My current WIP, And Then I Killed Her, is coming along pretty well, and I’m slowly chipping away at the first draft. I’ve got plenty of notes to work with, and I’ve always got new ideas bouncing around my head. The story has already gone through several different versions and has probably been my most changed work so far. Some of this is because I’m starting to incorporate things that I’m learning in lectures and seeing things that didn’t quite work for one reason or another. I feel like this novel will probably end up being my most polished (after The Next Stage) as I’m taking my time with it to make it just right.

What To Write?
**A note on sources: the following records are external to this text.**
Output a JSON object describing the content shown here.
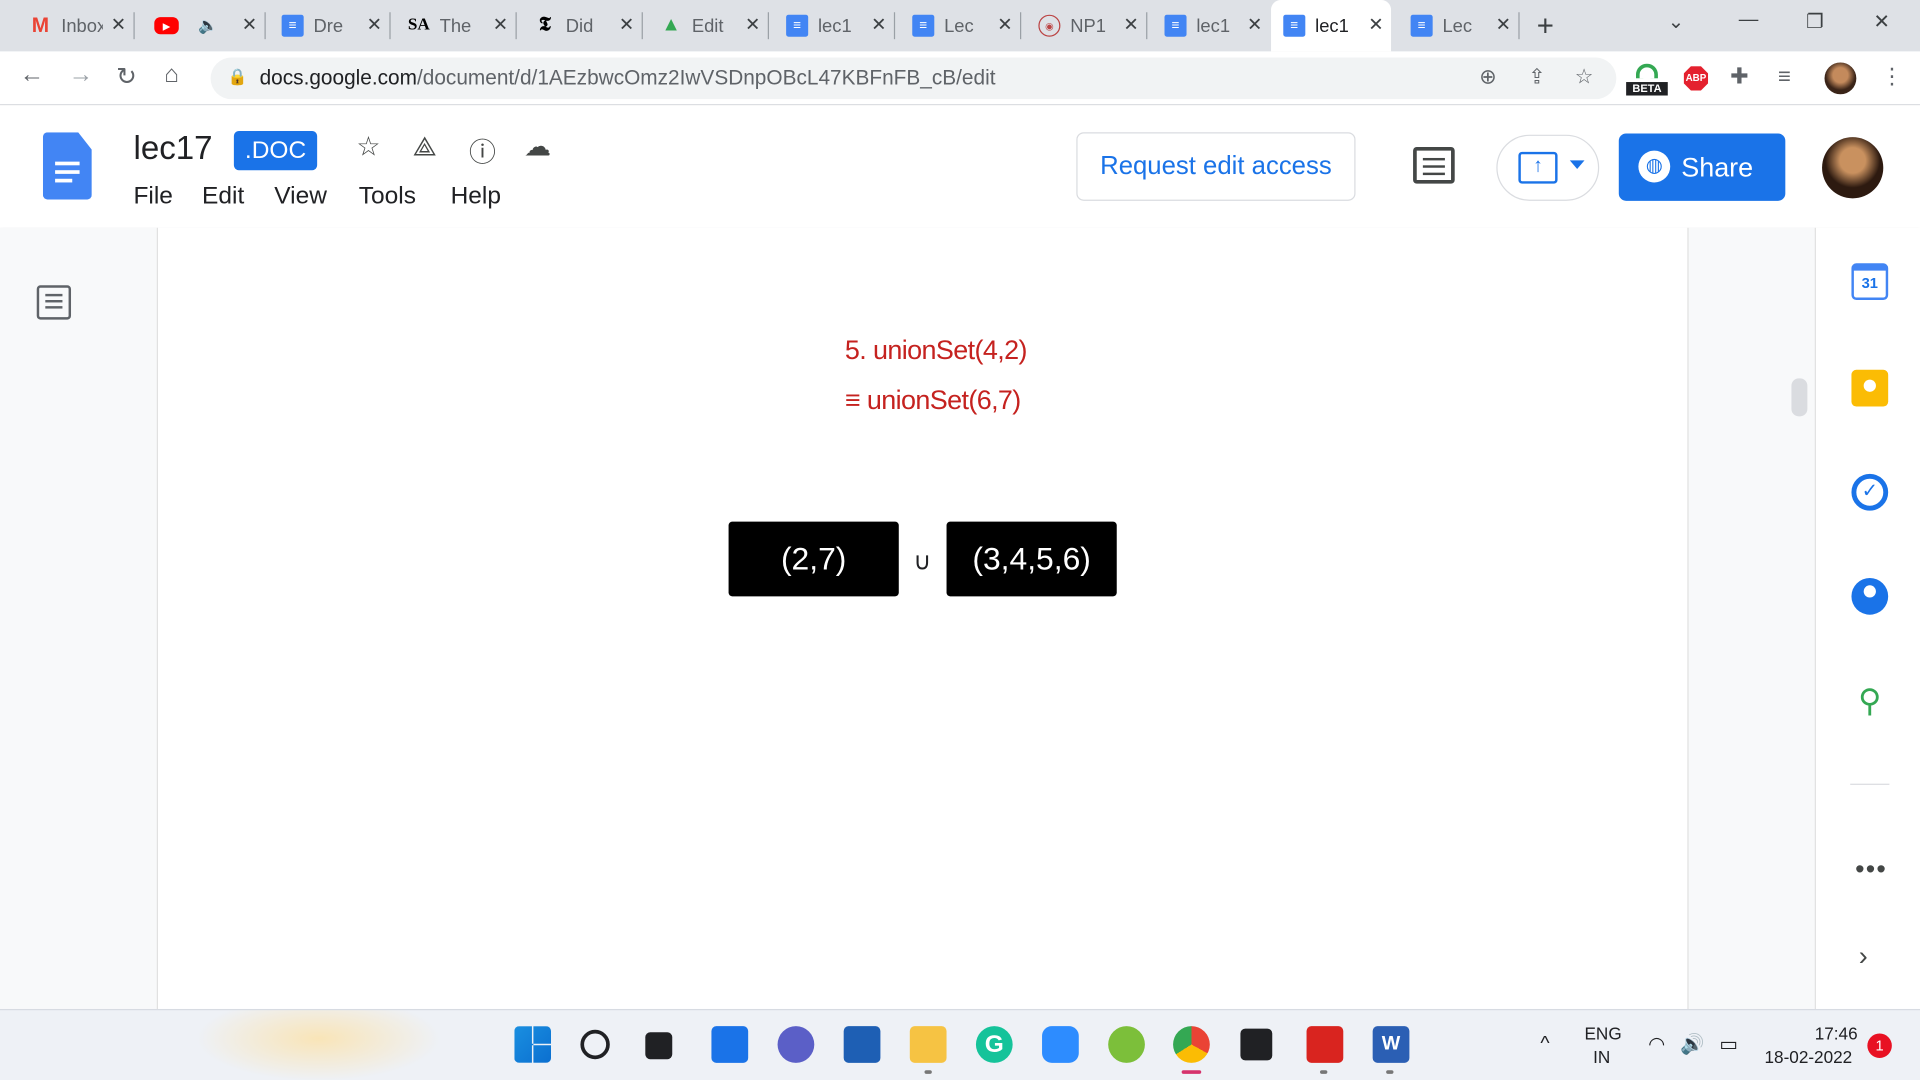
{
  "browser": {
    "tabs": [
      {
        "icon": "gmail-icon",
        "title": "Inbox"
      },
      {
        "icon": "youtube-icon",
        "title": ""
      },
      {
        "icon": "docs-icon",
        "title": "Dre"
      },
      {
        "icon": "sa-icon",
        "title": "The"
      },
      {
        "icon": "nyt-icon",
        "title": "Did"
      },
      {
        "icon": "drive-icon",
        "title": "Edit"
      },
      {
        "icon": "docs-icon",
        "title": "lec1"
      },
      {
        "icon": "docs-icon",
        "title": "Lec"
      },
      {
        "icon": "nptel-icon",
        "title": "NP1"
      },
      {
        "icon": "docs-icon",
        "title": "lec1"
      },
      {
        "icon": "docs-icon",
        "title": "lec1"
      },
      {
        "icon": "docs-icon",
        "title": "Lec"
      }
    ],
    "active_tab_index": 10,
    "url_host": "docs.google.com",
    "url_path": "/document/d/1AEzbwcOmz2IwVSDnpOBcL47KBFnFB_cB/edit",
    "beta_label": "BETA",
    "abp_label": "ABP"
  },
  "docs": {
    "title": "lec17",
    "badge": ".DOC",
    "menu": [
      "File",
      "Edit",
      "View",
      "Tools",
      "Help"
    ],
    "request_edit": "Request edit access",
    "share": "Share",
    "accent": "#1a73e8"
  },
  "content": {
    "line1": "5. unionSet(4,2)",
    "line2": "≡ unionSet(6,7)",
    "set_a": "(2,7)",
    "union_symbol": "∪",
    "set_b": "(3,4,5,6)",
    "text_color": "#c5221f"
  },
  "sidepanel": {
    "calendar_day": "31"
  },
  "taskbar": {
    "lang1": "ENG",
    "lang2": "IN",
    "time": "17:46",
    "date": "18-02-2022",
    "notifications": "1"
  }
}
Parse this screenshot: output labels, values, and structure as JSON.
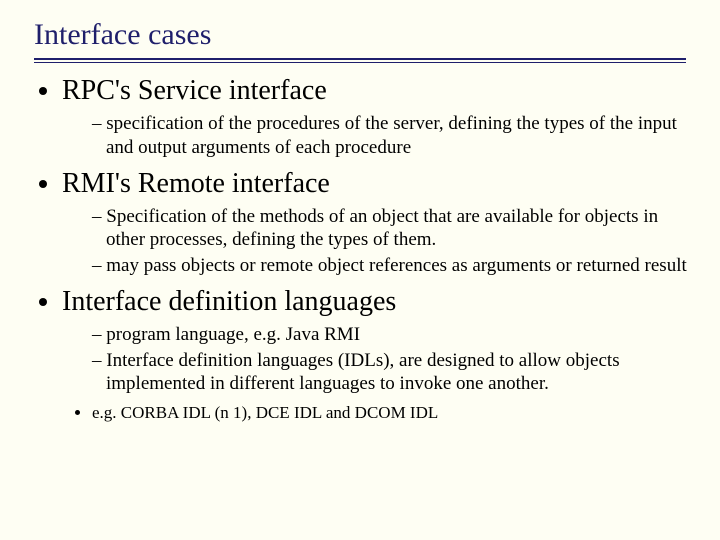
{
  "title": "Interface cases",
  "bullets": [
    {
      "text": "RPC's Service interface",
      "sub": [
        {
          "text": "specification of the procedures of the server, defining the types of the input and output arguments of each procedure"
        }
      ]
    },
    {
      "text": "RMI's Remote interface",
      "sub": [
        {
          "text": "Specification of the methods of an object that are available for objects in other processes, defining the types of them."
        },
        {
          "text": "may pass objects or remote object references as arguments or returned result"
        }
      ]
    },
    {
      "text": "Interface definition languages",
      "sub": [
        {
          "text": "program language, e.g. Java RMI"
        },
        {
          "text": "Interface definition languages (IDLs), are designed to allow objects implemented in different languages to invoke one another."
        }
      ],
      "subsub": [
        {
          "text": "e.g. CORBA IDL (n 1), DCE IDL and DCOM IDL"
        }
      ]
    }
  ]
}
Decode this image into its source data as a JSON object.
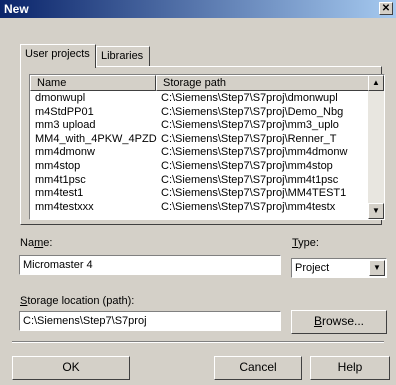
{
  "window": {
    "title": "New",
    "close_glyph": "✕"
  },
  "tabs": [
    {
      "label": "User projects",
      "active": true
    },
    {
      "label": "Libraries",
      "active": false
    }
  ],
  "list": {
    "columns": [
      "Name",
      "Storage path"
    ],
    "rows": [
      {
        "name": "dmonwupl",
        "path": "C:\\Siemens\\Step7\\S7proj\\dmonwupl"
      },
      {
        "name": "m4StdPP01",
        "path": "C:\\Siemens\\Step7\\S7proj\\Demo_Nbg"
      },
      {
        "name": "mm3 upload",
        "path": "C:\\Siemens\\Step7\\S7proj\\mm3_uplo"
      },
      {
        "name": "MM4_with_4PKW_4PZD",
        "path": "C:\\Siemens\\Step7\\S7proj\\Renner_T"
      },
      {
        "name": "mm4dmonw",
        "path": "C:\\Siemens\\Step7\\S7proj\\mm4dmonw"
      },
      {
        "name": "mm4stop",
        "path": "C:\\Siemens\\Step7\\S7proj\\mm4stop"
      },
      {
        "name": "mm4t1psc",
        "path": "C:\\Siemens\\Step7\\S7proj\\mm4t1psc"
      },
      {
        "name": "mm4test1",
        "path": "C:\\Siemens\\Step7\\S7proj\\MM4TEST1"
      },
      {
        "name": "mm4testxxx",
        "path": "C:\\Siemens\\Step7\\S7proj\\mm4testx"
      }
    ]
  },
  "form": {
    "name_label_pre": "Na",
    "name_label_key": "m",
    "name_label_post": "e:",
    "name_value": "Micromaster 4",
    "type_label_key": "T",
    "type_label_post": "ype:",
    "type_value": "Project",
    "storage_label_key": "S",
    "storage_label_post": "torage location (path):",
    "storage_value": "C:\\Siemens\\Step7\\S7proj",
    "browse_key": "B",
    "browse_post": "rowse..."
  },
  "buttons": {
    "ok": "OK",
    "cancel": "Cancel",
    "help": "Help"
  },
  "colors": {
    "title_start": "#0a246a",
    "title_end": "#a6caf0",
    "face": "#d4d0c8"
  }
}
Being a writer sometimes means that you have to juggle your different ideas. I recently asked my fellow writers on Twitter how they decide which idea to work on;

I currently have around 9 ideas that are in various stages of development. Some are just a very basic idea, some have a number of notes written for them, and others have several chapters done.

I tend to flit between ideas often. If I have a new idea that I want to develop, I will spend some time working on that before continuing with previous ideas. Some stories come easier than others. For example, I got a bit stuck with my story It’s All in the Eyes, and then I had the idea for Blindsighted. I found the latter flowed smoother and quicker, and I could fully develop that into a release.

At the moment, I’m working on, And Then I Killed Her, which for now is coming freely. However, if I get stuck, I may move on to one of my other ideas.

Having said that, if I come up with a new idea – for example, I came up with an idea for a new story the other day that involves a homeless wizard – I may spend a few minutes writing a few sentences or jotting down the basic premise, but I won’t spend a great deal of time working on it.

Some books, like The Next Stage 2 and Creatures 2, are coming off the back of a previous entry, so I have a few ideas bouncing around of where I can take the story, but because – in my mind – they have to live up to the book that came before I spend a bit more time figuring things out. Creatures 2 is around halfway written, but I got a little stuck and decided that I would move on to something else rather than struggling with it.

It can be a blessing and a curse to have a lot of ideas bouncing around. On the one hand, it’s great because you’ve always got something to work on if you have issues with a current WIP. But on the other, it can be a pain because I want to work on several at a time. For example, I’m really excited about my wizard story, but my current serial killer WIP is going so well that I don’t want to stop writing it if I lose my flow.

As I’ve found from asking folks on Twitter, everyone has a different way of figuring out which story they will work on at any given time. As with many things, what works for one, might not work for you, so find your own method.